#### GIVEN DATA
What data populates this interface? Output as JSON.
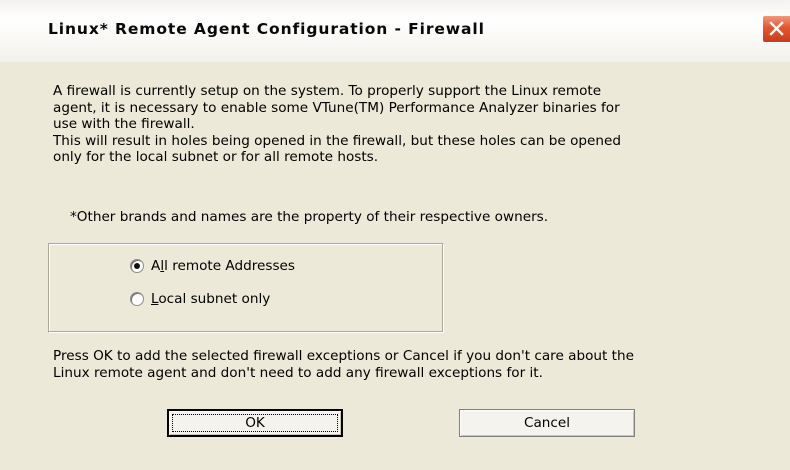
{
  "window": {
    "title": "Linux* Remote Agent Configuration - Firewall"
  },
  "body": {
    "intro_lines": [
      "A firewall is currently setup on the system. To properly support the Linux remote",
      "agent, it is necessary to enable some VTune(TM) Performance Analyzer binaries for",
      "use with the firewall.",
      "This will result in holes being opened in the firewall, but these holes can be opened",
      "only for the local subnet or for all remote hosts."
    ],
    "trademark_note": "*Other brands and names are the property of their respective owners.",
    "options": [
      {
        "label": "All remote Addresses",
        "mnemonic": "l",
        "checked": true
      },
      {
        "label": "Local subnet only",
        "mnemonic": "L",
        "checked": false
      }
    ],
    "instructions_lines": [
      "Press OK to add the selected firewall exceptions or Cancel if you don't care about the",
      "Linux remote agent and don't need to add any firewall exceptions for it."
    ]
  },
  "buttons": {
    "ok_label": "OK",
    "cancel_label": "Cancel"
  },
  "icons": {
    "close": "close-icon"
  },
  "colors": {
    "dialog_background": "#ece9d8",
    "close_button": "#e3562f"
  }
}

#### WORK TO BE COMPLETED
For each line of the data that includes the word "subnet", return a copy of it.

#### THE COMPLETED TASK
      "only for the local subnet or for all remote hosts."
        "label": "Local subnet only",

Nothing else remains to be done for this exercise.